### WORK ITEM
Retype the whole listing below precisely.

--------

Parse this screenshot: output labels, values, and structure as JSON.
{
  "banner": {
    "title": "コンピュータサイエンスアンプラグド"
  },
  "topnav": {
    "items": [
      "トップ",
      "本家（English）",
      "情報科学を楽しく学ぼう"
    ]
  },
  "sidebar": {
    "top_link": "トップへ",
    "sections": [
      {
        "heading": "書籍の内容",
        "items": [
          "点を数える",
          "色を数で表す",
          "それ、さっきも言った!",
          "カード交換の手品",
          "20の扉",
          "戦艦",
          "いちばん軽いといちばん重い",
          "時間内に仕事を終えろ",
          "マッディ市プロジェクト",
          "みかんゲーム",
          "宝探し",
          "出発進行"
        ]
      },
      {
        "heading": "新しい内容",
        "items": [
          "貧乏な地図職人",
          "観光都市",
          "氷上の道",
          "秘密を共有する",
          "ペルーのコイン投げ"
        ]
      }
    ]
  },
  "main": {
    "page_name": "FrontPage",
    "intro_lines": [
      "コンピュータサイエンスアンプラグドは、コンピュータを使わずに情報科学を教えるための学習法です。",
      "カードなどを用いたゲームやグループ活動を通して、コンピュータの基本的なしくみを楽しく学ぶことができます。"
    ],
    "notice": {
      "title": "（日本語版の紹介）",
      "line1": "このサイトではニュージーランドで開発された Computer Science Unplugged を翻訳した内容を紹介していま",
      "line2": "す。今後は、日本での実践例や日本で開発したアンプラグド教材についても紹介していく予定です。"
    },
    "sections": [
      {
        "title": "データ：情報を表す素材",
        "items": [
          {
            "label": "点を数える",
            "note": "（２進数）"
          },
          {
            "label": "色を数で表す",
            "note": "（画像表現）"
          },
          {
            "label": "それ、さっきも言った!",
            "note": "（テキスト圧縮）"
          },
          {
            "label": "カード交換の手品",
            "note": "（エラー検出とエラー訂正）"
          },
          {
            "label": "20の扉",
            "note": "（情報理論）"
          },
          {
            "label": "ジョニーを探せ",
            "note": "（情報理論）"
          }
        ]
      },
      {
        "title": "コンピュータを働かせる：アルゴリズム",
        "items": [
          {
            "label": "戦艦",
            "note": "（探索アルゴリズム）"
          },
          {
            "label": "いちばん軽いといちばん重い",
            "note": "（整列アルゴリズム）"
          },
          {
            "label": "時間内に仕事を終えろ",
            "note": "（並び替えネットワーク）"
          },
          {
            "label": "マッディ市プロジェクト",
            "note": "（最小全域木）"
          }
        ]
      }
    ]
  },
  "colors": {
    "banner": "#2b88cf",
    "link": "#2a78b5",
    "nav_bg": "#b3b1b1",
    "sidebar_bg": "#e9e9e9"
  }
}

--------

### RESULT OF THIS TASK
Parse this screenshot: output labels, values, and structure as JSON.
{
  "banner": {
    "title": "コンピュータサイエンスアンプラグド"
  },
  "topnav": {
    "items": [
      "トップ",
      "本家（English）",
      "情報科学を楽しく学ぼう"
    ]
  },
  "sidebar": {
    "top_link": "トップへ",
    "sections": [
      {
        "heading": "書籍の内容",
        "items": [
          "点を数える",
          "色を数で表す",
          "それ、さっきも言った!",
          "カード交換の手品",
          "20の扉",
          "戦艦",
          "いちばん軽いといちばん重い",
          "時間内に仕事を終えろ",
          "マッディ市プロジェクト",
          "みかんゲーム",
          "宝探し",
          "出発進行"
        ]
      },
      {
        "heading": "新しい内容",
        "items": [
          "貧乏な地図職人",
          "観光都市",
          "氷上の道",
          "秘密を共有する",
          "ペルーのコイン投げ"
        ]
      }
    ]
  },
  "main": {
    "page_name": "FrontPage",
    "intro_lines": [
      "コンピュータサイエンスアンプラグドは、コンピュータを使わずに情報科学を教えるための学習法です。",
      "カードなどを用いたゲームやグループ活動を通して、コンピュータの基本的なしくみを楽しく学ぶことができます。"
    ],
    "notice": {
      "title": "（日本語版の紹介）",
      "line1": "このサイトではニュージーランドで開発された Computer Science Unplugged を翻訳した内容を紹介していま",
      "line2": "す。今後は、日本での実践例や日本で開発したアンプラグド教材についても紹介していく予定です。"
    },
    "sections": [
      {
        "title": "データ：情報を表す素材",
        "items": [
          {
            "label": "点を数える",
            "note": "（２進数）"
          },
          {
            "label": "色を数で表す",
            "note": "（画像表現）"
          },
          {
            "label": "それ、さっきも言った!",
            "note": "（テキスト圧縮）"
          },
          {
            "label": "カード交換の手品",
            "note": "（エラー検出とエラー訂正）"
          },
          {
            "label": "20の扉",
            "note": "（情報理論）"
          },
          {
            "label": "ジョニーを探せ",
            "note": "（情報理論）"
          }
        ]
      },
      {
        "title": "コンピュータを働かせる：アルゴリズム",
        "items": [
          {
            "label": "戦艦",
            "note": "（探索アルゴリズム）"
          },
          {
            "label": "いちばん軽いといちばん重い",
            "note": "（整列アルゴリズム）"
          },
          {
            "label": "時間内に仕事を終えろ",
            "note": "（並び替えネットワーク）"
          },
          {
            "label": "マッディ市プロジェクト",
            "note": "（最小全域木）"
          }
        ]
      }
    ]
  },
  "colors": {
    "banner": "#2b88cf",
    "link": "#2a78b5",
    "nav_bg": "#b3b1b1",
    "sidebar_bg": "#e9e9e9"
  }
}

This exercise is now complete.